WORK TO BE COMPLETED -> Where the word "Josep" shows up in a line below, that line is counted. State how many lines are counted, without any other words.
─── EXERCISE MATERIALS ───
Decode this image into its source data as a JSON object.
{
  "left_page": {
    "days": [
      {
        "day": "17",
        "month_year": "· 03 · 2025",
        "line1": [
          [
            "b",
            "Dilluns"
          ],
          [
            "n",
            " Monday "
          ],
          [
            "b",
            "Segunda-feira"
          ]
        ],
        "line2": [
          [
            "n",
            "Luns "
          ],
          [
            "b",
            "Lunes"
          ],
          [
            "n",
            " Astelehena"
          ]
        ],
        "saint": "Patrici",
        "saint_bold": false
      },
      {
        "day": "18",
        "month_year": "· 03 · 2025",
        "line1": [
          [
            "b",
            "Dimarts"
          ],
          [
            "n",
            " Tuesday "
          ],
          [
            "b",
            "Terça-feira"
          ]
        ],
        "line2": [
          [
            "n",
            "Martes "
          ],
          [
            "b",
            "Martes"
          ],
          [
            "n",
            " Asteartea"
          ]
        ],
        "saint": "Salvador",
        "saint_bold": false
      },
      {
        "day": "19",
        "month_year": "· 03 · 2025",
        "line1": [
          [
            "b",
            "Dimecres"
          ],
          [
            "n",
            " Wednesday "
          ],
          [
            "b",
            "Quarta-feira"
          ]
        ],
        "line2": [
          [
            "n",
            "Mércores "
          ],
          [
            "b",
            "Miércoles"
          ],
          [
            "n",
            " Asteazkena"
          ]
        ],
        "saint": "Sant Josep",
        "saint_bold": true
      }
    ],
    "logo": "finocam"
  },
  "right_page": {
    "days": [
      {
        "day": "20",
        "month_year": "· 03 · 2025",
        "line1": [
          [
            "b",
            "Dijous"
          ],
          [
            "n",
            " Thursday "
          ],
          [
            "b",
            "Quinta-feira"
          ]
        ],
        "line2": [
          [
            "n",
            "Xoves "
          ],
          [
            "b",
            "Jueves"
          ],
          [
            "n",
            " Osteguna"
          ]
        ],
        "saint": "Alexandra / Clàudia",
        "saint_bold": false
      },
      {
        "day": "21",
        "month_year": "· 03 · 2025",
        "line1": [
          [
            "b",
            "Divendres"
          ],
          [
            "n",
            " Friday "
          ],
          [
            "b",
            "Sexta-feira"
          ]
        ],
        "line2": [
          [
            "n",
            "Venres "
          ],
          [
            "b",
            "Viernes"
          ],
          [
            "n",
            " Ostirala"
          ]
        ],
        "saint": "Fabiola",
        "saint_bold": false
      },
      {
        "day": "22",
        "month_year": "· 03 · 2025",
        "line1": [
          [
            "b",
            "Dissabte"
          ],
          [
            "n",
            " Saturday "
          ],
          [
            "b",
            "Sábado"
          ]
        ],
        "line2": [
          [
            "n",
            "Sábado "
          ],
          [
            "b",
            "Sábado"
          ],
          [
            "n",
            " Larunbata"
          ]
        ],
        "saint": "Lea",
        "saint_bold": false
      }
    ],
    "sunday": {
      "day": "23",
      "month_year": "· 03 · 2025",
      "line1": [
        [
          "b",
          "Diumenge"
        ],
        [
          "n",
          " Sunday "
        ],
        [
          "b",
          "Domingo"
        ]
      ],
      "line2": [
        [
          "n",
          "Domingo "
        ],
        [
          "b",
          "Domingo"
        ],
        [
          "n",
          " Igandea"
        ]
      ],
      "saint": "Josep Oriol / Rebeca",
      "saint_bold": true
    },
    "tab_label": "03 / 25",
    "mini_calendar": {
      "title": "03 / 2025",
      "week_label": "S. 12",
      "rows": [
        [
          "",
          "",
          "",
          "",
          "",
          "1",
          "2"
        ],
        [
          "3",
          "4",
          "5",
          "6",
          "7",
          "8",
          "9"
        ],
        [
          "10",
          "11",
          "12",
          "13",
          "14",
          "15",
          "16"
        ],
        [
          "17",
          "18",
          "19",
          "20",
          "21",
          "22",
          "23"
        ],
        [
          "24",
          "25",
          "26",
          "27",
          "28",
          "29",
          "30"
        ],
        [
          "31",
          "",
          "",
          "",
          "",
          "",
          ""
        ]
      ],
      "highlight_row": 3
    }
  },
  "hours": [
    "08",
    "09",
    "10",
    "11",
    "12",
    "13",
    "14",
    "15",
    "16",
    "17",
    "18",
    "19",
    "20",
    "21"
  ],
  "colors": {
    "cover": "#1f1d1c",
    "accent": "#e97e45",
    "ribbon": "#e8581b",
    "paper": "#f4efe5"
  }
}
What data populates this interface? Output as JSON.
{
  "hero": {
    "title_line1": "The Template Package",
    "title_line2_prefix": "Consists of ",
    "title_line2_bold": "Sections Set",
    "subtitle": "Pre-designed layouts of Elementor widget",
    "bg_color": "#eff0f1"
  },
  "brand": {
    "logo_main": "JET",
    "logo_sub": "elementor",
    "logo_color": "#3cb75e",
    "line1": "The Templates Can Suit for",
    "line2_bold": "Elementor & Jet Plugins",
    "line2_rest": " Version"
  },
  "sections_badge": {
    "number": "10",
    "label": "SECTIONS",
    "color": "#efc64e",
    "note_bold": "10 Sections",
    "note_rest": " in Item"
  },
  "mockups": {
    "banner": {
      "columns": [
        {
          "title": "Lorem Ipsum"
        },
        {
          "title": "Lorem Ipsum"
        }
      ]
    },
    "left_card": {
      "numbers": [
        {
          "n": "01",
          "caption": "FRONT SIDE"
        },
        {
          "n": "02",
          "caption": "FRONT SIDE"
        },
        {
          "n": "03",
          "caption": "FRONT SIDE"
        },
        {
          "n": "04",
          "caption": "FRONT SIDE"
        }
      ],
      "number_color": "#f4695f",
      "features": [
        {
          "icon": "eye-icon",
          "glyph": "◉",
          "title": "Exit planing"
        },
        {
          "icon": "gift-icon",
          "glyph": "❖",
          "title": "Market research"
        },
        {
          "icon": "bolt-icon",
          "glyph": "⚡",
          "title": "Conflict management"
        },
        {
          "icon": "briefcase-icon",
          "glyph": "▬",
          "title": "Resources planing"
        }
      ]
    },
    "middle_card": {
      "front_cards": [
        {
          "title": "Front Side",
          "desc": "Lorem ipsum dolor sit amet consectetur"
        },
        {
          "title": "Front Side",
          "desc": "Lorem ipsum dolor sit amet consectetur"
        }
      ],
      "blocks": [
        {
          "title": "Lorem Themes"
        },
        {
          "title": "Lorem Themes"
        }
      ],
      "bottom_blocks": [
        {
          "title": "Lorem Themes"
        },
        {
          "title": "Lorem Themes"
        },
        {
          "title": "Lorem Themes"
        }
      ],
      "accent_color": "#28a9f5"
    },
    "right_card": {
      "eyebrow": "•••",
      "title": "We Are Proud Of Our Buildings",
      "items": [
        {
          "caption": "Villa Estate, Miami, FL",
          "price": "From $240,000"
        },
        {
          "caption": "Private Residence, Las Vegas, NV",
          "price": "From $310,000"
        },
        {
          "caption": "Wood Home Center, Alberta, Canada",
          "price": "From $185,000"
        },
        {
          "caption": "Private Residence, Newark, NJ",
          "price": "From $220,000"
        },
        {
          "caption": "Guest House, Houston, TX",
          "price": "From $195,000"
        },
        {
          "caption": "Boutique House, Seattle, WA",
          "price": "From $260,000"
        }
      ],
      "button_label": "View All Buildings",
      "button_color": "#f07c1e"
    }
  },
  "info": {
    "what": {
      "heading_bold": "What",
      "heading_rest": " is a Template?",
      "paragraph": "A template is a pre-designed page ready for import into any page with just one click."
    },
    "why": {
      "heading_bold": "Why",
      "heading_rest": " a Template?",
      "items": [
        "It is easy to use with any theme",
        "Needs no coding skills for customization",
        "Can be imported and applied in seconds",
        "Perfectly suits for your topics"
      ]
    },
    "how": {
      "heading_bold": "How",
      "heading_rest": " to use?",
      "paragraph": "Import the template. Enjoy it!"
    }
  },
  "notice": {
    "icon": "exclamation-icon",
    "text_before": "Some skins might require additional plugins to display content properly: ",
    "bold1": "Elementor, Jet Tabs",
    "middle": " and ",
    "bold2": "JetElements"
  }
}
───
EXERCISE RESULT -> 2